Cork Chamber backs unified council

Economy | Fri 18 Sep | Author – Business & Finance
cork

The merger of Cork’s city and county councils, which is now the focus of a major legal challenge, has been backed by Cork Chamber.

The Chamber has urged the Cork community to focus on the positives which a unified Cork local authority would bring to the region and highlighted its disquiet at the unbalanced views.

Chamber president, Barrie O’Connell, said: “It is frustrating from a business perspective that much of the public commentary expressed by adversaries to unification has failed to mention or allude to any of the plethora of benefits associated with unification such as enhanced economic development, jobs growth, faster and more efficient decision making and the abolition of fragmentation across the Cork region on key strategies which currently exist in areas such as tourism, enterprise development and economic policies.
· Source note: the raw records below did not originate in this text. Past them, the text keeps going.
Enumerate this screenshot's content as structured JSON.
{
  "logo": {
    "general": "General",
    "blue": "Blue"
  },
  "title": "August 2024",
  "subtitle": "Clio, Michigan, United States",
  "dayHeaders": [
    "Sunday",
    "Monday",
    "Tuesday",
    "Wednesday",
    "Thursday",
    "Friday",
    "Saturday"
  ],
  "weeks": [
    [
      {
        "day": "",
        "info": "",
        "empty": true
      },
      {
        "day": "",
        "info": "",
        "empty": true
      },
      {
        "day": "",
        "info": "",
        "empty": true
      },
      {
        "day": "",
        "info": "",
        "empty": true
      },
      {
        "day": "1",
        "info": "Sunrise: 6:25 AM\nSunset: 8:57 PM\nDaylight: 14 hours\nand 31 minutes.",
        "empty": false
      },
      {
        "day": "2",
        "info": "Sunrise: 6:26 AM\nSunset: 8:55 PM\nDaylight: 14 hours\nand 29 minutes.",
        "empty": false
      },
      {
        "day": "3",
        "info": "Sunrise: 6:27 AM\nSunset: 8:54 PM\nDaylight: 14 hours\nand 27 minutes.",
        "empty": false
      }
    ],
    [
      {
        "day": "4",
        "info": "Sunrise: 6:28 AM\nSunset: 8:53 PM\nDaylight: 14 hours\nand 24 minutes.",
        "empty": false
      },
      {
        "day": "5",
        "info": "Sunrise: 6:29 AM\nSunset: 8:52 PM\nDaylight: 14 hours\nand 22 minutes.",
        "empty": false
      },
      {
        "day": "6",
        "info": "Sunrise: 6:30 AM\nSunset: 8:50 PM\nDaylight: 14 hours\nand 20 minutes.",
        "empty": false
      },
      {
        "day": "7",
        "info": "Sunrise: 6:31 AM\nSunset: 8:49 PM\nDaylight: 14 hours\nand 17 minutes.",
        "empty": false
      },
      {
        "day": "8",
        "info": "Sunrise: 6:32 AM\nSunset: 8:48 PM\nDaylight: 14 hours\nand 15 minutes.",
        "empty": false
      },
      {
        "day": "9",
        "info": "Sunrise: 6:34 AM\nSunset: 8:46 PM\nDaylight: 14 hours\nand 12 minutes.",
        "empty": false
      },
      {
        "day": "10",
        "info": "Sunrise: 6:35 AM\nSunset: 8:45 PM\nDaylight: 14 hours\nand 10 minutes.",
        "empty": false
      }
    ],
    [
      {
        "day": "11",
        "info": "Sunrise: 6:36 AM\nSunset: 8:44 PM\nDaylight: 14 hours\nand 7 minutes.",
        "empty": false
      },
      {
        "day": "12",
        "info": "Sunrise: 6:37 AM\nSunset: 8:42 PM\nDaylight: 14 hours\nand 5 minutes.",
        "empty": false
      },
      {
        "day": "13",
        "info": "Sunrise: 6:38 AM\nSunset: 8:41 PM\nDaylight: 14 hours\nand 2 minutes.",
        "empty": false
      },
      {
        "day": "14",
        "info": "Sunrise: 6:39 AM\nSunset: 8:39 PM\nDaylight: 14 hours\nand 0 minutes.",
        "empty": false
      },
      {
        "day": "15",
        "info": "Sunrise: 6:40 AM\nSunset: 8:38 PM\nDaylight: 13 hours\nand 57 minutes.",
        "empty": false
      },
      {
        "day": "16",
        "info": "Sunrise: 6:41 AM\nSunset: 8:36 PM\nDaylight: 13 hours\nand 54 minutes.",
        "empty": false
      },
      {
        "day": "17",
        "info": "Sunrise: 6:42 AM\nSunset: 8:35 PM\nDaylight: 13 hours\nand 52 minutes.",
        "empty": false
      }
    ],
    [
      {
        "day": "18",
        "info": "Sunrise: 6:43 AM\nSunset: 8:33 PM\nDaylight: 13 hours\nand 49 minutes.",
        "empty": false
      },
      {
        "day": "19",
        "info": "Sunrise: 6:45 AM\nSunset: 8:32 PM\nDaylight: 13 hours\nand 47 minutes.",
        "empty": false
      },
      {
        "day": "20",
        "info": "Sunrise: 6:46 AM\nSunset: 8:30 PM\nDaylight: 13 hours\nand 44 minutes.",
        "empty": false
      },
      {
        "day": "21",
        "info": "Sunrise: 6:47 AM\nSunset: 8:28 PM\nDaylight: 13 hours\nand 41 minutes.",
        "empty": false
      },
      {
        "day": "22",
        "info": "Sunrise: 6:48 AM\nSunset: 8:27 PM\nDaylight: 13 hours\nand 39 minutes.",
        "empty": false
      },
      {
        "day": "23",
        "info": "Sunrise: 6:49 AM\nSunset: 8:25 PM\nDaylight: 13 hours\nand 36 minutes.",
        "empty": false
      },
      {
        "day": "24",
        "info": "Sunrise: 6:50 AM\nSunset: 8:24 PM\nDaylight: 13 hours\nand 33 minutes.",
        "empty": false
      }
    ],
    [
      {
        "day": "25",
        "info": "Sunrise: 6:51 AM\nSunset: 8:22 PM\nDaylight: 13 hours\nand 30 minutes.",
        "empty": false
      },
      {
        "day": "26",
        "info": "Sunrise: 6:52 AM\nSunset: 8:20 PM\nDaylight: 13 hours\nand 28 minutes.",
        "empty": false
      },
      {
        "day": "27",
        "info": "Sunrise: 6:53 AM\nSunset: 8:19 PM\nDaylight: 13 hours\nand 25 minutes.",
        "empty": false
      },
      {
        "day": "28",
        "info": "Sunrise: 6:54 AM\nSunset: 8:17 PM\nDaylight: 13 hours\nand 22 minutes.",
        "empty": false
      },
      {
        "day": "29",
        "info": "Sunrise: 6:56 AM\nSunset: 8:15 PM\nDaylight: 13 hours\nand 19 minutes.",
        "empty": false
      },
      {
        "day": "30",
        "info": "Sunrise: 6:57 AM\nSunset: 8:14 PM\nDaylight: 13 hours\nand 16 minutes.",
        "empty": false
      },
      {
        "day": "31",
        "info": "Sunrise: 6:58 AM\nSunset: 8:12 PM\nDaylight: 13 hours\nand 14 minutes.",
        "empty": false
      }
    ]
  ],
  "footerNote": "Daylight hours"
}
It is fundamental that we are in a position to speak with one strong united voice on behalf of a population in excess of 500,000 people. This will unleash opportunities which catapult us on to the world stage and empower us to compete as an international location of substance with some of the best second tier cities on the globe. We should not put ourselves in a position where our relative competiveness is not optimised, so retaining the status quo is not a feasible option”.

Conor Healy, chief executive, Cork Chamber, stated: “Cork Chamber, as a leading business organisation, with deep roots of almost 200 years in representing Cork business is mindful of its position as a significant influencer and the premier forum for policy initiatives enhancing the business environment in the Cork region and as such places a strong emphasis on advocating well-researched evidence-based proposals. Consequently, during the public consultation phase which was open to all interested parties to air their views in advance of the Cork Local Government Review report being developed, Cork Chamber focused on the underlying theme of what is best for Cork in terms of guaranteeing a prosperous and cohesive Cork region which is a self-sustaining economic engine of national growth. Having taken cognisance of and carrying out in-depth research and analysis of available international and national research on the subject, we are confident in the Committee’s recommendation for a unified authority, with a strong metropolitan division at its core as the optimal solution for Cork.”

Photo: William Murphy